About this task. Each record must be returned exactly, apart from the pictures, which stay out.

Information shown.
..............................
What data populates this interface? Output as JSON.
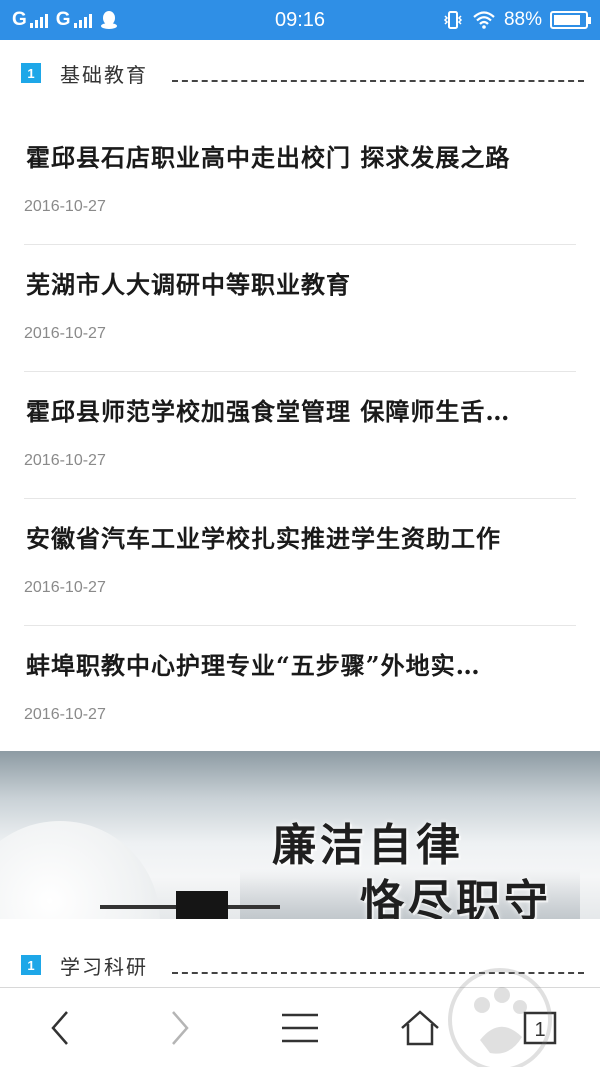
{
  "status_bar": {
    "carrier1": "G",
    "carrier2": "G",
    "time": "09:16",
    "battery_text": "88%",
    "battery_level": 0.88
  },
  "sections": [
    {
      "number": "1",
      "title": "基础教育"
    },
    {
      "number": "1",
      "title": "学习科研"
    }
  ],
  "news": [
    {
      "title": "霍邱县石店职业高中走出校门 探求发展之路",
      "date": "2016-10-27"
    },
    {
      "title": "芜湖市人大调研中等职业教育",
      "date": "2016-10-27"
    },
    {
      "title": "霍邱县师范学校加强食堂管理 保障师生舌…",
      "date": "2016-10-27"
    },
    {
      "title": "安徽省汽车工业学校扎实推进学生资助工作",
      "date": "2016-10-27"
    },
    {
      "title": "蚌埠职教中心护理专业“五步骤”外地实…",
      "date": "2016-10-27"
    }
  ],
  "banner": {
    "line1": "廉洁自律",
    "line2": "恪尽职守"
  },
  "toolbar": {
    "tab_count": "1",
    "icons": [
      "back-arrow-icon",
      "forward-arrow-icon",
      "menu-icon",
      "home-icon",
      "tabs-icon"
    ]
  },
  "colors": {
    "status_bar": "#2f8fe6",
    "section_badge": "#1ea7e8"
  }
}
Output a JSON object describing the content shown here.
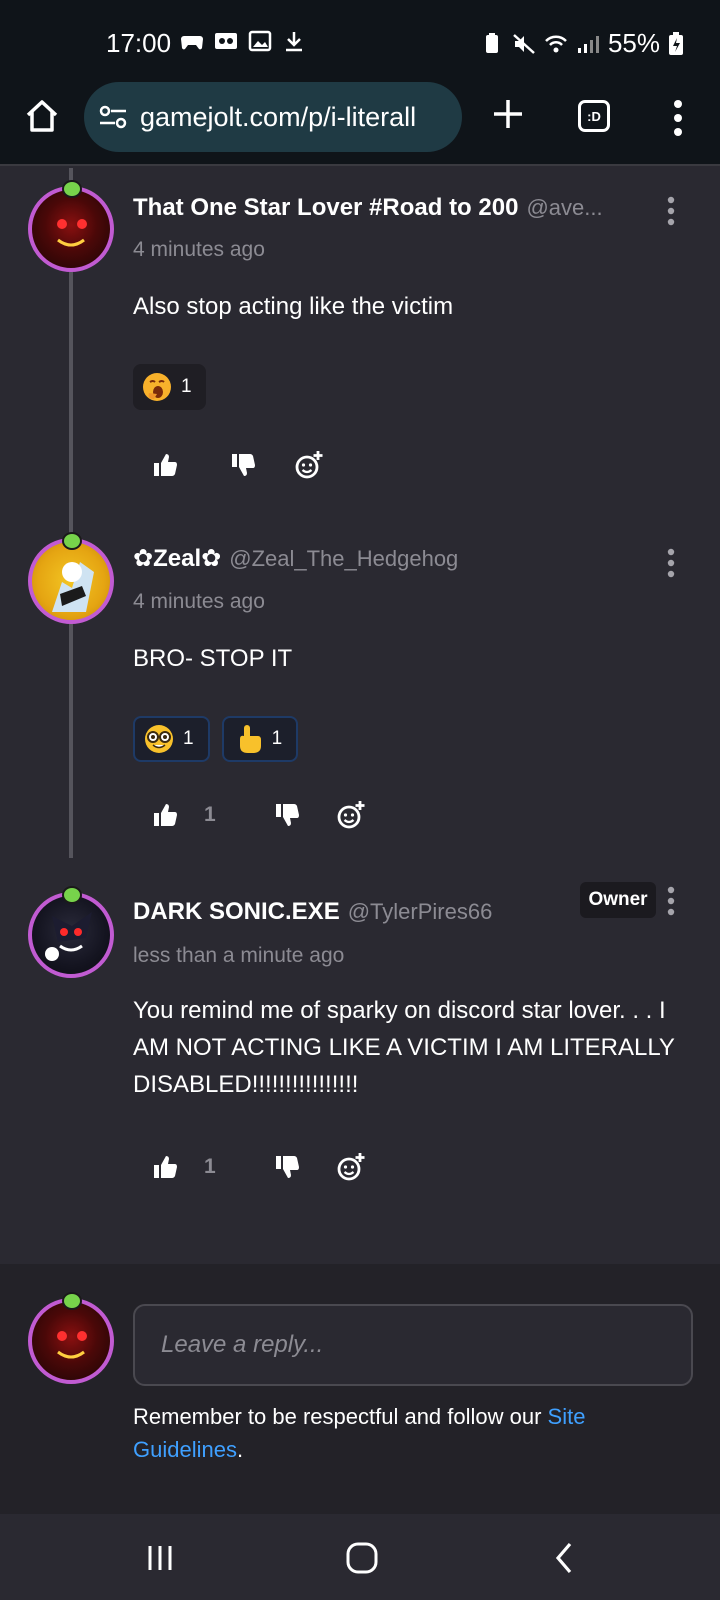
{
  "status_bar": {
    "time": "17:00",
    "battery": "55%",
    "left_icons": [
      "game-controller-icon",
      "voicemail-icon",
      "gallery-icon",
      "download-icon"
    ],
    "right_icons": [
      "battery-saver-icon",
      "mute-icon",
      "wifi-icon",
      "signal-icon"
    ]
  },
  "browser": {
    "url": "gamejolt.com/p/i-literall",
    "tab_label": ":D"
  },
  "comments": [
    {
      "name": "That One Star Lover #Road to 200",
      "handle": "@ave...",
      "time": "4 minutes ago",
      "body": "Also stop acting like the victim",
      "reactions": [
        {
          "emoji": "yawning-face-icon",
          "count": "1"
        }
      ],
      "likes": ""
    },
    {
      "name": "✿Zeal✿",
      "handle": "@Zeal_The_Hedgehog",
      "time": "4 minutes ago",
      "body": "BRO- STOP IT",
      "reactions": [
        {
          "emoji": "nerd-face-icon",
          "count": "1"
        },
        {
          "emoji": "pointing-finger-icon",
          "count": "1"
        }
      ],
      "likes": "1"
    },
    {
      "name": "DARK SONIC.EXE",
      "handle": "@TylerPires66",
      "badge": "Owner",
      "time": "less than a minute ago",
      "body": "You remind me of sparky on discord star lover. . . I AM NOT ACTING LIKE A VICTIM I AM LITERALLY DISABLED!!!!!!!!!!!!!!!!",
      "likes": "1"
    }
  ],
  "reply": {
    "placeholder": "Leave a reply...",
    "note_prefix": "Remember to be respectful and follow our ",
    "note_link": "Site Guidelines",
    "note_suffix": "."
  },
  "colors": {
    "background": "#2a2931",
    "avatar_ring": "#c15bd2",
    "link": "#3fa0ff",
    "url_pill": "#1f3a44"
  }
}
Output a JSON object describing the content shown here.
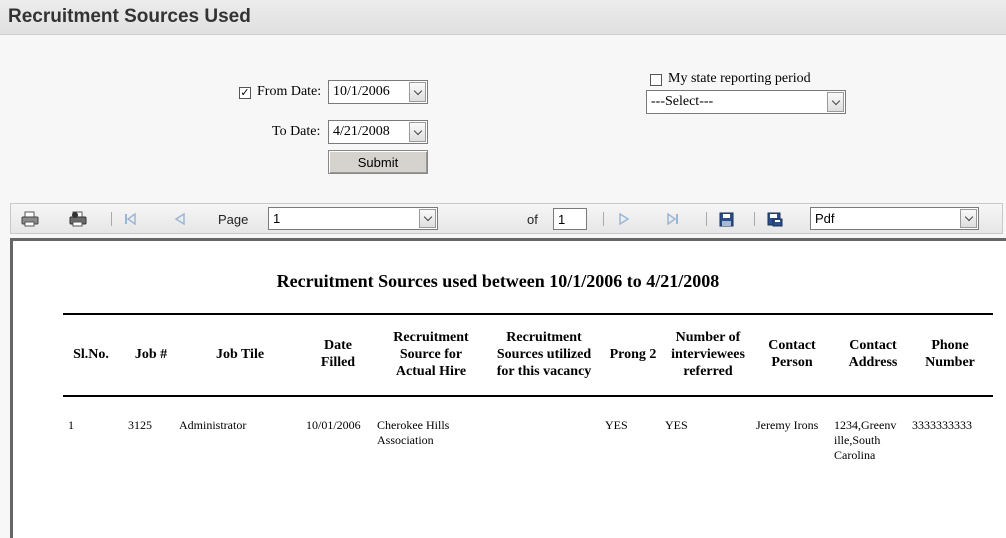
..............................
Solution to the exercise.
What data populates this interface? Output as JSON.
{
  "status_bar": {
    "carrier1": "G",
    "carrier2": "G",
    "time": "09:16",
    "battery_text": "88%",
    "battery_level": 0.88
  },
  "sections": [
    {
      "number": "1",
      "title": "基础教育"
    },
    {
      "number": "1",
      "title": "学习科研"
    }
  ],
  "news": [
    {
      "title": "霍邱县石店职业高中走出校门 探求发展之路",
      "date": "2016-10-27"
    },
    {
      "title": "芜湖市人大调研中等职业教育",
      "date": "2016-10-27"
    },
    {
      "title": "霍邱县师范学校加强食堂管理 保障师生舌…",
      "date": "2016-10-27"
    },
    {
      "title": "安徽省汽车工业学校扎实推进学生资助工作",
      "date": "2016-10-27"
    },
    {
      "title": "蚌埠职教中心护理专业“五步骤”外地实…",
      "date": "2016-10-27"
    }
  ],
  "banner": {
    "line1": "廉洁自律",
    "line2": "恪尽职守"
  },
  "toolbar": {
    "tab_count": "1",
    "icons": [
      "back-arrow-icon",
      "forward-arrow-icon",
      "menu-icon",
      "home-icon",
      "tabs-icon"
    ]
  },
  "colors": {
    "status_bar": "#2f8fe6",
    "section_badge": "#1ea7e8"
  }
}
Output a JSON object describing the content shown here.
{
  "status_bar": {
    "time": "17:00",
    "battery": "55%",
    "left_icons": [
      "game-controller-icon",
      "voicemail-icon",
      "gallery-icon",
      "download-icon"
    ],
    "right_icons": [
      "battery-saver-icon",
      "mute-icon",
      "wifi-icon",
      "signal-icon"
    ]
  },
  "browser": {
    "url": "gamejolt.com/p/i-literall",
    "tab_label": ":D"
  },
  "comments": [
    {
      "name": "That One Star Lover #Road to 200",
      "handle": "@ave...",
      "time": "4 minutes ago",
      "body": "Also stop acting like the victim",
      "reactions": [
        {
          "emoji": "yawning-face-icon",
          "count": "1"
        }
      ],
      "likes": ""
    },
    {
      "name": "✿Zeal✿",
      "handle": "@Zeal_The_Hedgehog",
      "time": "4 minutes ago",
      "body": "BRO- STOP IT",
      "reactions": [
        {
          "emoji": "nerd-face-icon",
          "count": "1"
        },
        {
          "emoji": "pointing-finger-icon",
          "count": "1"
        }
      ],
      "likes": "1"
    },
    {
      "name": "DARK SONIC.EXE",
      "handle": "@TylerPires66",
      "badge": "Owner",
      "time": "less than a minute ago",
      "body": "You remind me of sparky on discord star lover. . . I AM NOT ACTING LIKE A VICTIM I AM LITERALLY DISABLED!!!!!!!!!!!!!!!!",
      "likes": "1"
    }
  ],
  "reply": {
    "placeholder": "Leave a reply...",
    "note_prefix": "Remember to be respectful and follow our ",
    "note_link": "Site Guidelines",
    "note_suffix": "."
  },
  "colors": {
    "background": "#2a2931",
    "avatar_ring": "#c15bd2",
    "link": "#3fa0ff",
    "url_pill": "#1f3a44"
  }
}
Output a JSON object describing the content shown here.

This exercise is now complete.